BETHKE, CRAIG, MING-KUO LEE, and KURT LARSON, Department of Geology, University of Illinois, Urbana, IL

Developing an understanding of past groundwater flow within the Illinois basin provides a basis for interpreting the distribution of petroleum reservoirs, genesis of metallic ores, and origin of late diagenetic cements. Oil found in reservoirs in central Illinois probably migrated about 150 km northward from the Devonian-Mississippian source beds that produced it. Source beds became mature at the end of the Paleozoic or later, probably after the basin had infilled and its sediments compacted. Oil migrated along an unconformity beneath the New Albany shale in response not only to the oil's buoyancy, but the hydrologic drive set up by tectonic uplift of the southern basin during the Mesozoic or latest Paleozoic.

Uplift in the south likely drove the flow regime that formed the hydrothermal ores of the Upper Mississippi Valley mineral district. Numerical modeling suggests that groundwaters, which migrated slowly through the strata that hosted oil migration, moved rapidly through underlying Cambrian and Ordovician aquifers. Brines in deep strata carried heat and dissolved salts and metals as they migrated toward the basin's northern margin. Successful models account for heat conduction as well as salt diffusion into the basin from the underlying continental crust.

Groundwater migration further helps explain the origin of dolomite and potassium feldspar that occur as late authigenic cements. Reaction modeling shows that brines from the deep basin precipitated these minerals when they migrated toward basin margins. The volume of late dolomite observed in basin strata, assuming flow rates predicted by numerical modeling, suggest that hot brines probably invaded northern strata for an interval of less than a million years.

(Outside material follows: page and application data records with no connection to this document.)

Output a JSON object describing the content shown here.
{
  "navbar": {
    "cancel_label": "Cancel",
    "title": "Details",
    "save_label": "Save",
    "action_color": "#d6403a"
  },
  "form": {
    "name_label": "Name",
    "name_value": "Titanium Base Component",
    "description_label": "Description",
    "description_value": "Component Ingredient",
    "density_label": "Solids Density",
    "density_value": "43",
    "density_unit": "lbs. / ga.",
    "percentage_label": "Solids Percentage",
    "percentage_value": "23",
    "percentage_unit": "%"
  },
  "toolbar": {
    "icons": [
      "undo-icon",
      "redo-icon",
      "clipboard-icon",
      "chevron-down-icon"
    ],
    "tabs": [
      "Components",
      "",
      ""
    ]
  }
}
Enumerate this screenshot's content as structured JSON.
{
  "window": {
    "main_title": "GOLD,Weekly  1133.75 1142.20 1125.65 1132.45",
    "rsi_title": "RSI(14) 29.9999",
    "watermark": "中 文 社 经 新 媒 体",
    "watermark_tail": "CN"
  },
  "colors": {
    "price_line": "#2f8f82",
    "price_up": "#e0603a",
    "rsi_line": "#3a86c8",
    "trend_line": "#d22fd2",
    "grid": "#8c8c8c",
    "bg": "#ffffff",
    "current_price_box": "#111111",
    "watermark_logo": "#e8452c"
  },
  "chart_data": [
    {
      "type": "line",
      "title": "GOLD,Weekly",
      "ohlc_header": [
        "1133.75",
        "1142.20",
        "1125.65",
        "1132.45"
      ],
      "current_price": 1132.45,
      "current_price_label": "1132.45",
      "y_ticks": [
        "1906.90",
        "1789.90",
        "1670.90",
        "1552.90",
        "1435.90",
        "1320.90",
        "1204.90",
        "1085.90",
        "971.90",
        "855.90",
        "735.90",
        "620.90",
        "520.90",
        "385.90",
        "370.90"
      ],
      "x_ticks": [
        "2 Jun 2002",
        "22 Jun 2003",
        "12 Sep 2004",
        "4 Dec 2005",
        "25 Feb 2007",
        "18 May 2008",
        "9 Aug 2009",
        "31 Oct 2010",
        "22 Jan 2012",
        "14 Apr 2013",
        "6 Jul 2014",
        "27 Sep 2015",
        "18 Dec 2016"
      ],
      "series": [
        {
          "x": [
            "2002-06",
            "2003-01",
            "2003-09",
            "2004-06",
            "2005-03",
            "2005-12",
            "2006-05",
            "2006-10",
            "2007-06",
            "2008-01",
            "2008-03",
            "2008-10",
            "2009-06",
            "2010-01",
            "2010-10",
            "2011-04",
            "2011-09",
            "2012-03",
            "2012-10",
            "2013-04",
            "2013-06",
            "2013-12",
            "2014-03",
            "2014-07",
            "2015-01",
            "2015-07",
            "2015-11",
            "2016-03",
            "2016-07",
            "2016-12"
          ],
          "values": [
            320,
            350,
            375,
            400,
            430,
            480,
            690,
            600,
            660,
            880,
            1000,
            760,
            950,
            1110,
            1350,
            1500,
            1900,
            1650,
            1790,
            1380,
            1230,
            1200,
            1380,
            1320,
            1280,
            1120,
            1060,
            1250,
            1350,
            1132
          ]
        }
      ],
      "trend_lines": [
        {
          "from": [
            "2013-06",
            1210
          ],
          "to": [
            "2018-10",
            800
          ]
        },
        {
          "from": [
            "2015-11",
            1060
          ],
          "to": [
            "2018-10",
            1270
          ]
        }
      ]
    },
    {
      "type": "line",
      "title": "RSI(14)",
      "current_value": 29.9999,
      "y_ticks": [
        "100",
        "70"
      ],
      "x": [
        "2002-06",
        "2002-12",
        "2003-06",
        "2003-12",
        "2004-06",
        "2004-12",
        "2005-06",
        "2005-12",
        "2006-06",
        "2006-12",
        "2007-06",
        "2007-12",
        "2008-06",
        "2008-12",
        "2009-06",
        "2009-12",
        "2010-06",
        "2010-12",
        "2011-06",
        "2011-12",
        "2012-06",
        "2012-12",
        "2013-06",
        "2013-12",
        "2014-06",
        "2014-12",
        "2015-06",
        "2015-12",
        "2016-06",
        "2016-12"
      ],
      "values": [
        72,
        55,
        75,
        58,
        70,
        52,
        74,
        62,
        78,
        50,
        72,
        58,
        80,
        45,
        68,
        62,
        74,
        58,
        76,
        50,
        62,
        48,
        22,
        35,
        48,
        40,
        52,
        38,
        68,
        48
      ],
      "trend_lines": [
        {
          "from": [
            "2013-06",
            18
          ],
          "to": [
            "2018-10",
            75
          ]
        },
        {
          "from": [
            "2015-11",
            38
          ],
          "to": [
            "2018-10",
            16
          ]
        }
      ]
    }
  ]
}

AAPG Search and Discovery Article #91013©1992 AAPG Eastern Section Meeting, Champaign, Illinois, September 20-22, 1992 (2009)